A cargo ship makes its way through the Panama Canal.

Could Canal Drought Impact Salt Prices?

A historic Central American dry spell is causing less cargo to come through the Panama Canal. If it persists, could it impact salt supply?

May 3, 2019

Our buddy Rob English, who provides us with regular detailed analysis on the state of the salt and deicing industry, sent this my way to share with all of you. At the very least, when it comes to rock salt availability and subsequent per-ton pricing for the commercial segment of the snow industry, this is news to keep tabs on.

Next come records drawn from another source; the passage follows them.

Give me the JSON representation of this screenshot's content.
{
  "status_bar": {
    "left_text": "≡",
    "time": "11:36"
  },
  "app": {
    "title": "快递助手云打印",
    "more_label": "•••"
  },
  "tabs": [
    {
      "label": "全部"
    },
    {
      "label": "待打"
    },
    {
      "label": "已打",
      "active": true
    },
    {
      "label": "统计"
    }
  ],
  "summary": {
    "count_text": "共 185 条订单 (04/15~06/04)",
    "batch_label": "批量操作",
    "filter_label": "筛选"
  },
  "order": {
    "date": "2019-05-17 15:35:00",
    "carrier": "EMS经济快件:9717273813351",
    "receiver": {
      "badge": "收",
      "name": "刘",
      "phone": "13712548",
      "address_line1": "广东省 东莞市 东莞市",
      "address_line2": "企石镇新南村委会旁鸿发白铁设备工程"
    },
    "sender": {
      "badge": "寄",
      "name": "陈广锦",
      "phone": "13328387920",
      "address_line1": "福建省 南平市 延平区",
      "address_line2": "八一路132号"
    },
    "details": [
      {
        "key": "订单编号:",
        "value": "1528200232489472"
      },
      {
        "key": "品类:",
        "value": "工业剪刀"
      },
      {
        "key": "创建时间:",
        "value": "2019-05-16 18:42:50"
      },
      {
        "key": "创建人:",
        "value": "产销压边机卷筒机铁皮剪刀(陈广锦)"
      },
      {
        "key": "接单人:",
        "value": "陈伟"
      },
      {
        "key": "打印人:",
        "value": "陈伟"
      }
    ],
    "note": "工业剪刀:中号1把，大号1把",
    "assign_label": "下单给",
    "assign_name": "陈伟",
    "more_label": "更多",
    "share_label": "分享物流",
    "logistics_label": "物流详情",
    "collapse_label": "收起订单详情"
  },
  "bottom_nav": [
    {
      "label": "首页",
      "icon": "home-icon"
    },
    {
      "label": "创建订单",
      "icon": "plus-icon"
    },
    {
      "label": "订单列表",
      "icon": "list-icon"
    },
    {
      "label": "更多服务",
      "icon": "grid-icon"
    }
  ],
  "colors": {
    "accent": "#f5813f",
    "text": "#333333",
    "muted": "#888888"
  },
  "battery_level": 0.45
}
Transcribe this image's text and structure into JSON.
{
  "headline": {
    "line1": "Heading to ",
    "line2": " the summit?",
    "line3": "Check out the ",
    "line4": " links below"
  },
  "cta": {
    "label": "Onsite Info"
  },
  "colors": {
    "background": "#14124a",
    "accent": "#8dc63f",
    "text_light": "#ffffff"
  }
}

Due to a sever dry season in Central America, the Panama Canal Authority has announced a fifth draft reduction for ocean vessels passing through the new locks, effective April 30. Apparently, the Pacific Ocean's El Nino phenomena has resulted in the driest period (December 2018 to March 2019) in the last 106 years, and meteorologists predict this condition may persist until June. Nearby Gatun Lake feeds the canal’s system of locks.

Rob hypothesizes this could impact vessel loads coming in from Chile, Peru and other areas that transit winter rock salt through the Panama Canal. “While its easy in the off-season to just up the schedule to increase any ‘shorted’ tons, this will have an impact on costs as less tons per sailing are aboard and additional vessel sailings are required to fill the shortfall. If this stays in for an extended period, it would likely then threaten in-season reload capability as smaller loads transit the canal.”

A few key strokes and a quick search lead me to the OceanAir website, a Boston-based international logistics management services and supply chain solutions provider, and an article on this very topic. CLICK HERE  to check it out for some more details.   

And CLICK HERE for Rob’s analysis on the state of the salt industry in the wake of Winter 2018-19.